Sorry to hear you guys received such non-standard non-rules TPS events. I ran and designed the Maine TPS event this year again. Groups rotated among three stations:
Station I: Isolating and identifying the fundamental frequency of a vibrating rubber band, using a Vernier microphone sensor connected to the TI InspireCX handheld. (Hence, a station on Harmonics.) I'd expect a National tournament might have sonometers (stretched music wire, similar to a "flat" guitar). You could try out probes on a guitar, and see if you can identify the harmonics.
Station II: A closed cylinder of unknown volume had a Vernier pressure sensor connected to a TI InspireCX handheld via one port. A second port was attached a graduated syringe. By compressing the syringe a known volume, find the pressure as the volume is increased. As a result, work backwards to estimate the unknown volume. (Hence, a station on Pressure. Since PV = nRT, assume T is reasonably constant, nR is very constant, thus V is a function of (1/P). When you get to half atmospheric pressure, you know you've doubled the volume. Read the volume off the syringe, and you know your unknown volume.) PV = nRT. It's not just the law, it's a good idea to really understand this equation, as it explains about everything. Throw in knowing density D = m/V, and you know why hot air balloons rise, and cold air balloons, even cold helium-filled (put balloon in liquid nitrogen) fall.
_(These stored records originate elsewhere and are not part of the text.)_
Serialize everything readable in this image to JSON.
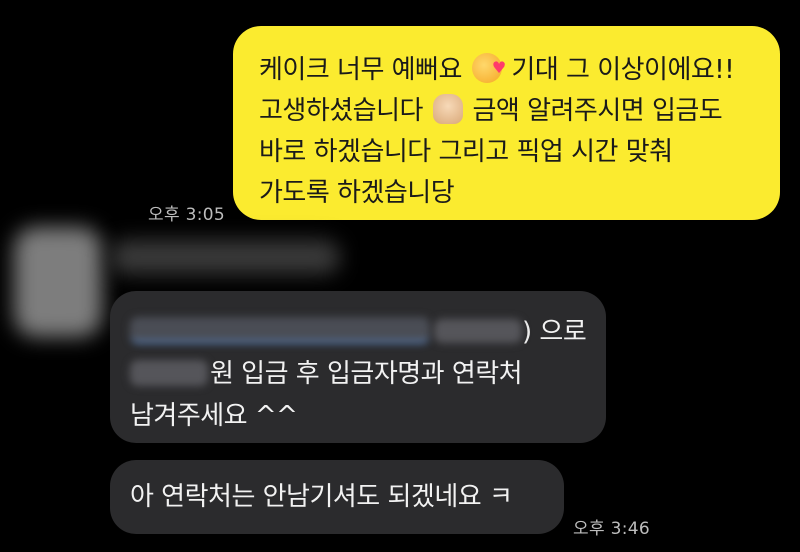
{
  "outgoing": {
    "line1_a": "케이크 너무 예뻐요",
    "line1_emoji": "smiling-face-with-hearts",
    "line1_b": "기대 그 이상이에요!!",
    "line2_a": "고생하셨습니다",
    "line2_emoji": "thumbs-up",
    "line2_b": "금액 알려주시면 입금도",
    "line3": "바로 하겠습니다 그리고 픽업 시간 맞춰",
    "line4": "가도록 하겠습니당",
    "timestamp": "오후 3:05",
    "color": "#fbeb2f"
  },
  "incoming": {
    "message1": {
      "line1_suffix": ") 으로",
      "line2_suffix": "원 입금 후 입금자명과 연락처",
      "line3": "남겨주세요 ^^"
    },
    "message2": {
      "text": "아 연락처는 안남기셔도 되겠네요 ㅋ",
      "timestamp": "오후 3:46"
    },
    "color": "#2b2b2d"
  },
  "background": "#000000"
}
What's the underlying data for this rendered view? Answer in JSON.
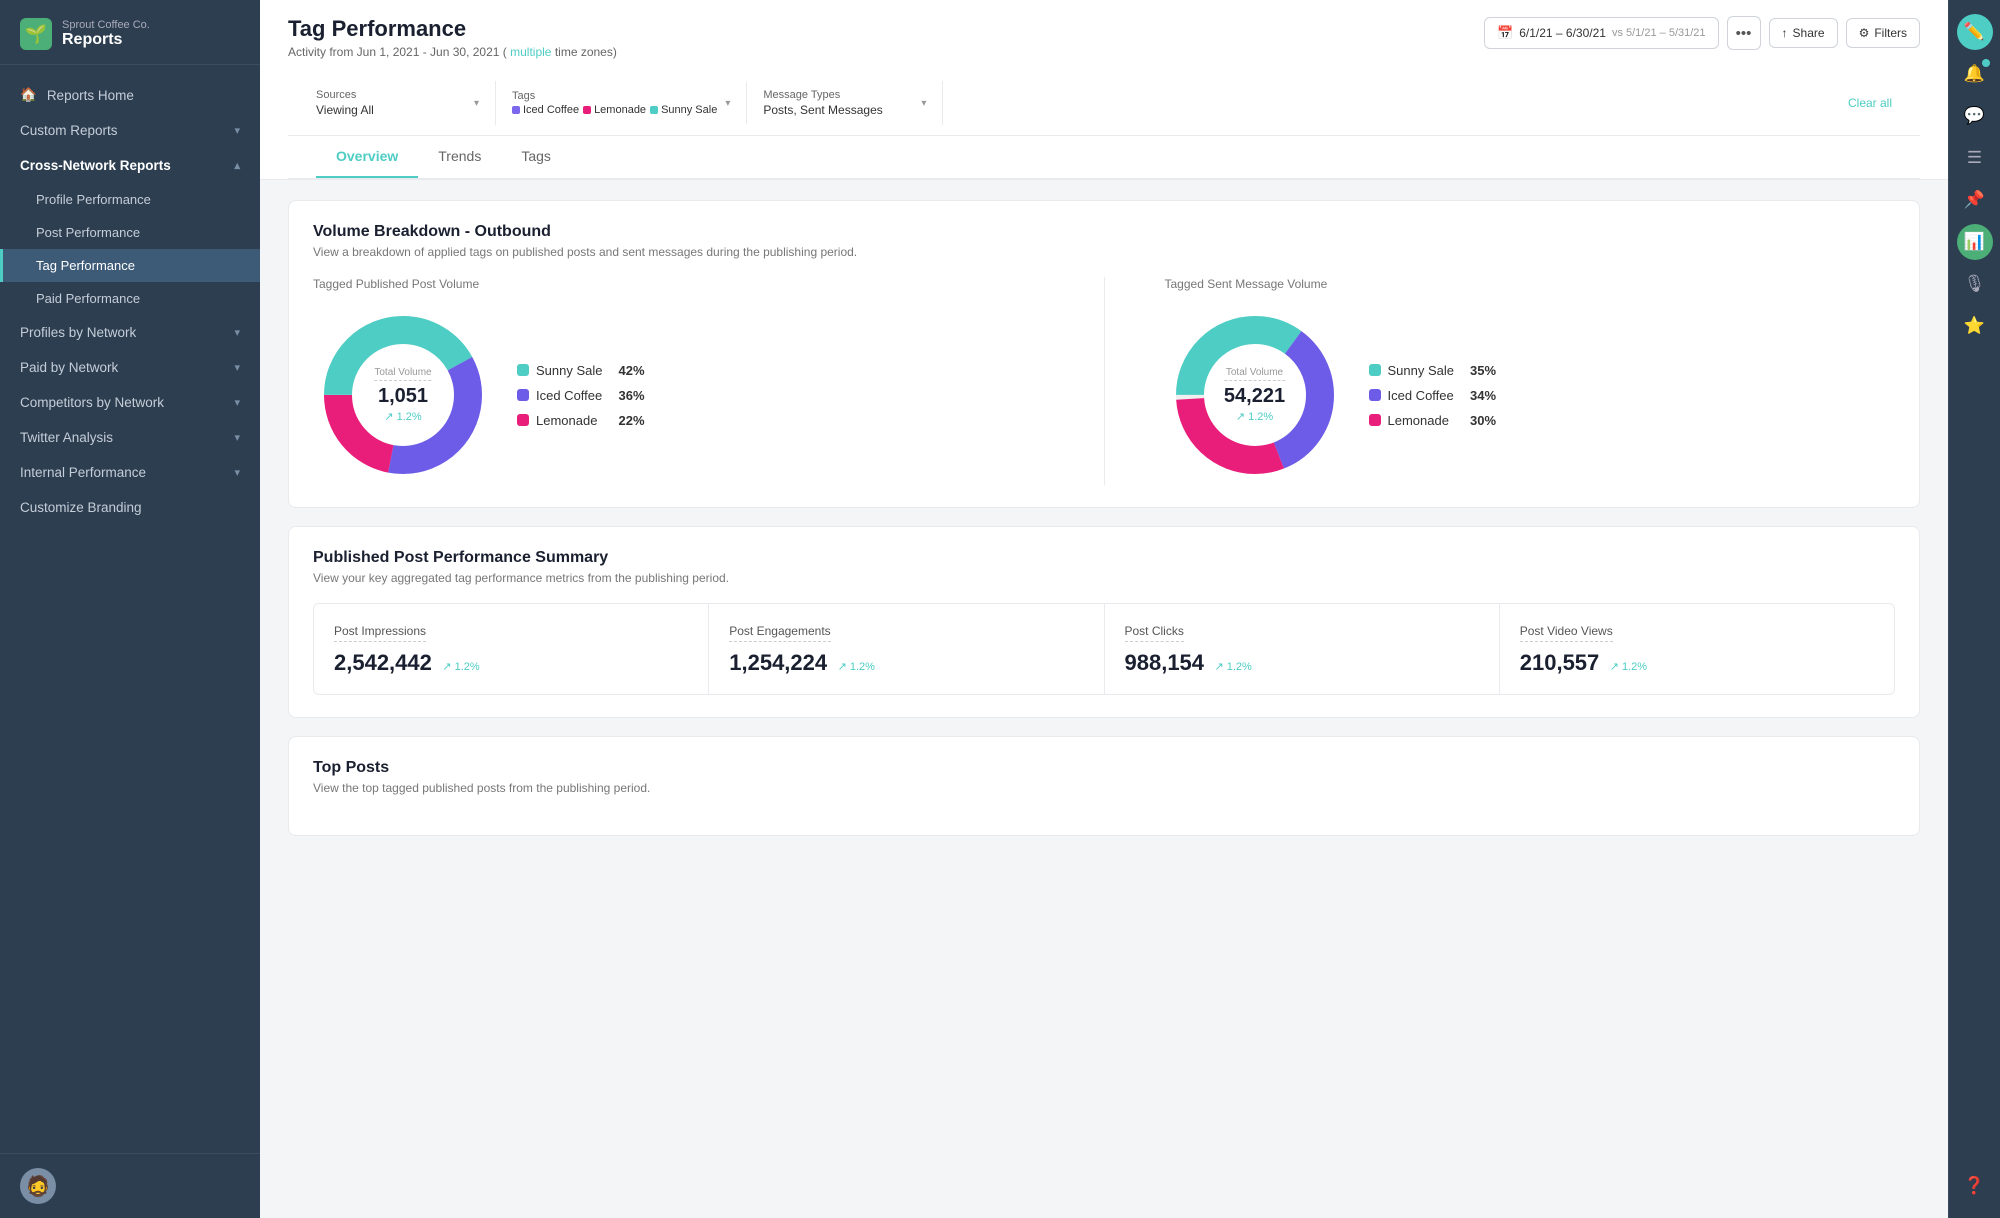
{
  "brand": {
    "company": "Sprout Coffee Co.",
    "app": "Reports"
  },
  "sidebar": {
    "top_items": [
      {
        "id": "reports-home",
        "label": "Reports Home",
        "icon": "🏠"
      }
    ],
    "custom_reports": {
      "label": "Custom Reports",
      "chevron": "▾"
    },
    "cross_network": {
      "label": "Cross-Network Reports",
      "chevron": "▴",
      "expanded": true,
      "children": [
        {
          "id": "profile-performance",
          "label": "Profile Performance",
          "active": false
        },
        {
          "id": "post-performance",
          "label": "Post Performance",
          "active": false
        },
        {
          "id": "tag-performance",
          "label": "Tag Performance",
          "active": true
        },
        {
          "id": "paid-performance",
          "label": "Paid Performance",
          "active": false
        }
      ]
    },
    "sections": [
      {
        "id": "profiles-by-network",
        "label": "Profiles by Network",
        "chevron": "▾"
      },
      {
        "id": "paid-by-network",
        "label": "Paid by Network",
        "chevron": "▾"
      },
      {
        "id": "competitors-by-network",
        "label": "Competitors by Network",
        "chevron": "▾"
      },
      {
        "id": "twitter-analysis",
        "label": "Twitter Analysis",
        "chevron": "▾"
      },
      {
        "id": "internal-performance",
        "label": "Internal Performance",
        "chevron": "▾"
      }
    ],
    "customize_branding": "Customize Branding"
  },
  "page": {
    "title": "Tag Performance",
    "subtitle": "Activity from Jun 1, 2021 - Jun 30, 2021",
    "subtitle_link": "multiple",
    "subtitle_suffix": " time zones)"
  },
  "header_actions": {
    "date_range": "6/1/21 – 6/30/21",
    "vs_date": "vs 5/1/21 – 5/31/21",
    "more_label": "•••",
    "share_label": "Share",
    "filters_label": "Filters"
  },
  "filters": {
    "sources": {
      "label": "Sources",
      "value": "Viewing All"
    },
    "tags": {
      "label": "Tags",
      "items": [
        {
          "name": "Iced Coffee",
          "color": "#7b68ee"
        },
        {
          "name": "Lemonade",
          "color": "#e91e7a"
        },
        {
          "name": "Sunny Sale",
          "color": "#4ecdc4"
        }
      ]
    },
    "message_types": {
      "label": "Message Types",
      "value": "Posts, Sent Messages"
    },
    "clear_all": "Clear all"
  },
  "tabs": [
    {
      "id": "overview",
      "label": "Overview",
      "active": true
    },
    {
      "id": "trends",
      "label": "Trends",
      "active": false
    },
    {
      "id": "tags",
      "label": "Tags",
      "active": false
    }
  ],
  "volume_breakdown": {
    "title": "Volume Breakdown - Outbound",
    "subtitle": "View a breakdown of applied tags on published posts and sent messages during the publishing period.",
    "left_chart": {
      "label": "Tagged Published Post Volume",
      "center_label": "Total Volume",
      "center_value": "1,051",
      "trend": "↗ 1.2%",
      "legend": [
        {
          "name": "Sunny Sale",
          "pct": "42%",
          "color": "#4ecdc4"
        },
        {
          "name": "Iced Coffee",
          "pct": "36%",
          "color": "#6c5ce7"
        },
        {
          "name": "Lemonade",
          "pct": "22%",
          "color": "#e91e7a"
        }
      ],
      "segments": [
        {
          "pct": 42,
          "color": "#4ecdc4"
        },
        {
          "pct": 36,
          "color": "#6c5ce7"
        },
        {
          "pct": 22,
          "color": "#e91e7a"
        }
      ]
    },
    "right_chart": {
      "label": "Tagged Sent Message Volume",
      "center_label": "Total Volume",
      "center_value": "54,221",
      "trend": "↗ 1.2%",
      "legend": [
        {
          "name": "Sunny Sale",
          "pct": "35%",
          "color": "#4ecdc4"
        },
        {
          "name": "Iced Coffee",
          "pct": "34%",
          "color": "#6c5ce7"
        },
        {
          "name": "Lemonade",
          "pct": "30%",
          "color": "#e91e7a"
        }
      ],
      "segments": [
        {
          "pct": 35,
          "color": "#4ecdc4"
        },
        {
          "pct": 34,
          "color": "#6c5ce7"
        },
        {
          "pct": 30,
          "color": "#e91e7a"
        }
      ]
    }
  },
  "post_performance": {
    "title": "Published Post Performance Summary",
    "subtitle": "View your key aggregated tag performance metrics from the publishing period.",
    "stats": [
      {
        "id": "post-impressions",
        "label": "Post Impressions",
        "value": "2,542,442",
        "trend": "↗ 1.2%"
      },
      {
        "id": "post-engagements",
        "label": "Post Engagements",
        "value": "1,254,224",
        "trend": "↗ 1.2%"
      },
      {
        "id": "post-clicks",
        "label": "Post Clicks",
        "value": "988,154",
        "trend": "↗ 1.2%"
      },
      {
        "id": "post-video-views",
        "label": "Post Video Views",
        "value": "210,557",
        "trend": "↗ 1.2%"
      }
    ]
  },
  "top_posts": {
    "title": "Top Posts",
    "subtitle": "View the top tagged published posts from the publishing period."
  },
  "icon_bar": [
    {
      "id": "compose-icon",
      "icon": "✏️",
      "active": true,
      "badge": false
    },
    {
      "id": "notifications-icon",
      "icon": "🔔",
      "active": false,
      "badge": true
    },
    {
      "id": "messages-icon",
      "icon": "💬",
      "active": false,
      "badge": false
    },
    {
      "id": "tasks-icon",
      "icon": "☰",
      "active": false,
      "badge": false
    },
    {
      "id": "publish-icon",
      "icon": "📅",
      "active": false,
      "badge": false
    },
    {
      "id": "analytics-icon",
      "icon": "📊",
      "active": true,
      "badge": false
    },
    {
      "id": "listen-icon",
      "icon": "🎙️",
      "active": false,
      "badge": false
    },
    {
      "id": "reviews-icon",
      "icon": "⭐",
      "active": false,
      "badge": false
    },
    {
      "id": "help-icon",
      "icon": "❓",
      "active": false,
      "badge": false
    }
  ]
}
Station III: Known quantities of sugar, yeast, and water at 70 degrees C, are added together. A Vernier temperature probe on a TI InspireCX handheld gives you constant readout of temperature digitally and as a graph. Determine if there is a temperature increase or not with the specific amounts of substances. (Hence a yeast catylase reaction, using a Temperature probe.)
Tiebreaker question: The classic TPS question: Estimate how many Whopper candies of a known size given will fit in a cylinder of known size given.
It wasn't perfect, but it was in the spirit of the rules, and I think comparable to what one should expect at a National Tournament. I can only say, that I feel badly for those of you who didn't have a rules-based experience like our teams in Maine had. As the event sponsor, I can tell you it took only a reasonable amount of planning. Texas Instruments loaned all of the equipment we needed for probeware and TI handhelds (I'd expect you'd see exactly the same at Nationals), and I only had to gather a few other pieces of apparatus I already have in my physics department.
Best of luck to you all!